Christopher Nolan was arguably the quintessential filmmaker of the 2000s, but if there's any filmmaker who could give him a run for his money in the 2010s and 2020s, it's "Dune" director Denis Villeneuve. With thrillers and sci-fi epics like "Prisoners," "Enemy," "Sicario," "Arrival," and "Blade Runner," Villeneuve has established himself as one of the most exciting new auteurs to come along in the last decade or so. However, while fans might enjoy debating the merits of Villeneuve versus Nolan, Villeneuve himself doesn't see himself as a director who's in the same league as Nolan. Not yet, anyway.

In an interview this week, The Hollywood Reporter asked Villeneuve how he felt about him and Nolan being "mentioned in the same sentence as two of our greatest living filmmakers." Villeneuve replied, "I will say that I'm a massive fan of Nolan's work. He's a master, but I don't consider myself at the same level." He continued:

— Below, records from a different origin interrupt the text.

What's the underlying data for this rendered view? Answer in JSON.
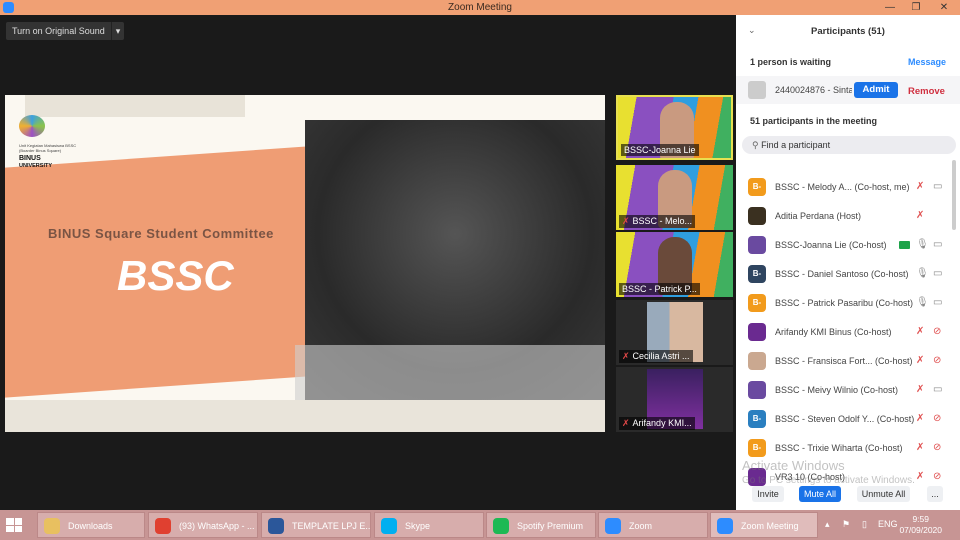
{
  "window": {
    "title": "Zoom Meeting",
    "min": "—",
    "max": "❐",
    "close": "✕"
  },
  "meeting": {
    "original_sound": "Turn on Original Sound",
    "dropdown": "▾"
  },
  "slide": {
    "logo_sub": "Unit Kegiatan Mahasiswa BSSC (Boarder Binus Square)",
    "logo_binus": "BINUS",
    "logo_university": "UNIVERSITY",
    "subtitle": "BINUS Square Student Committee",
    "title": "BSSC"
  },
  "thumbnails": [
    {
      "name": "BSSC-Joanna Lie",
      "muted": false,
      "active": true
    },
    {
      "name": "BSSC - Melo...",
      "muted": true
    },
    {
      "name": "BSSC - Patrick P...",
      "muted": false
    },
    {
      "name": "Cecilia Astri ...",
      "muted": true
    },
    {
      "name": "Arifandy KMI...",
      "muted": true
    }
  ],
  "panel": {
    "title": "Participants (51)",
    "waiting_label": "1 person is waiting",
    "message": "Message",
    "waiting_name": "2440024876 - Sinta",
    "admit": "Admit",
    "remove": "Remove",
    "in_meeting": "51 participants in the meeting",
    "search_placeholder": "Find a participant",
    "participants": [
      {
        "avatar": "B-",
        "color": "#f29b1c",
        "name": "BSSC - Melody A...  (Co-host, me)",
        "mic": "muted",
        "cam": "on"
      },
      {
        "avatar": "",
        "color": "#3a3020",
        "name": "Aditia Perdana (Host)",
        "mic": "muted",
        "cam": "none"
      },
      {
        "avatar": "",
        "color": "#6a4aa0",
        "name": "BSSC-Joanna Lie (Co-host)",
        "mic": "on",
        "cam": "on",
        "sharing": true
      },
      {
        "avatar": "B-",
        "color": "#2f4560",
        "name": "BSSC - Daniel Santoso (Co-host)",
        "mic": "on",
        "cam": "on"
      },
      {
        "avatar": "B-",
        "color": "#f29b1c",
        "name": "BSSC - Patrick Pasaribu (Co-host)",
        "mic": "on",
        "cam": "on"
      },
      {
        "avatar": "",
        "color": "#6a2a90",
        "name": "Arifandy KMI Binus (Co-host)",
        "mic": "muted",
        "cam": "off"
      },
      {
        "avatar": "",
        "color": "#caa890",
        "name": "BSSC - Fransisca Fort...  (Co-host)",
        "mic": "muted",
        "cam": "off"
      },
      {
        "avatar": "",
        "color": "#6a4aa0",
        "name": "BSSC - Meivy Wilnio (Co-host)",
        "mic": "muted",
        "cam": "on"
      },
      {
        "avatar": "B-",
        "color": "#2a7fc0",
        "name": "BSSC - Steven Odolf Y... (Co-host)",
        "mic": "muted",
        "cam": "off"
      },
      {
        "avatar": "B-",
        "color": "#f29b1c",
        "name": "BSSC - Trixie Wiharta (Co-host)",
        "mic": "muted",
        "cam": "off"
      },
      {
        "avatar": "",
        "color": "#6a2a90",
        "name": "VR3 10 (Co-host)",
        "mic": "muted",
        "cam": "off"
      }
    ],
    "watermark_title": "Activate Windows",
    "watermark_sub": "Go to PC settings to activate Windows.",
    "invite": "Invite",
    "mute_all": "Mute All",
    "unmute_all": "Unmute All",
    "more": "..."
  },
  "taskbar": {
    "items": [
      {
        "label": "Downloads",
        "color": "#e8c060"
      },
      {
        "label": "(93) WhatsApp - ...",
        "color": "#e04030"
      },
      {
        "label": "TEMPLATE LPJ E...",
        "color": "#2b579a"
      },
      {
        "label": "Skype",
        "color": "#00aff0"
      },
      {
        "label": "Spotify Premium",
        "color": "#1db954"
      },
      {
        "label": "Zoom",
        "color": "#2d8cff"
      },
      {
        "label": "Zoom Meeting",
        "color": "#2d8cff"
      }
    ],
    "lang": "ENG",
    "time": "9:59",
    "date": "07/09/2020"
  }
}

"It's not false humility, and I must be careful with what I'm saying here. It's just that I like to think that I'm still learning my craft and that every movie is a learning experience. If one day I feel that I'm in control and that I've totally mastered the tools, then maybe I could be called a master, but it's not the case right now. I'm learning too much. (Laughs.) I think that Chris is a contemporary master, and each time he raises the bar so high. So ... it's a beautiful compliment to be associated with a filmmaker of that caliber, but I don't listen to that, frankly."

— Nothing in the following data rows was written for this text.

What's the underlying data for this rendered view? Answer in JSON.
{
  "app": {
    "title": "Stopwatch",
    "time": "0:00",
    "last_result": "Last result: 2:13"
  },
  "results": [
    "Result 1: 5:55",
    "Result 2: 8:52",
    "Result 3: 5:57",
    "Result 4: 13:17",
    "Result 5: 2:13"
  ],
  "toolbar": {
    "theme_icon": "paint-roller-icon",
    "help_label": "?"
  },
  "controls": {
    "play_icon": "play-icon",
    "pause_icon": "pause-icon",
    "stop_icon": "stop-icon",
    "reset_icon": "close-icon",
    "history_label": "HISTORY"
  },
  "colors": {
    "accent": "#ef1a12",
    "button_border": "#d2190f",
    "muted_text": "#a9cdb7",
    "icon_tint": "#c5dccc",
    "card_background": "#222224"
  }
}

Villeneuve vs. Nolan: Choose Your Money Horse

Villeneuve, who is French Canadian, made several French-language films like "Incendies" before crossing over into English features in 2013 with "Prisoners." In his filmography, he did a bit more revving up than Nolan before he had his big breakthrough. Nolan first got started with the black-and-white indie feature "Following" in 1998, but the innovative structure of his sophomore effort, "Memento," became such a touchstone for turn-of-the-millennium filmmaking that, by comparison, his career looks like an overnight success. Then, of course, there was his stewardship of Batman on film and everything that followed after that.

"Dune Part Two" is scheduled for 2023, and at that point, we'll be able to look back at the full ten-year run Villeneuve has had, from "Prisoners" to "Dune Part Two." If you stack up the seven movies he'll have made during that time, and compare them to Nolan's six-movie run from "Memento" to "Inception" from 2000 to 2010, I wonder who will stand triumphant in the eyes of cinephiles as the more masterful filmmaker?

Naturally, it's all relative, and this would discount later films Nolan made like "Dunkirk," but it's always fun to entertain such fan debates. Since Villeneuve had a later start than Nolan, maybe he'll always be a little behind, or maybe we can settle for calling them both contemporary masters and leave it at that.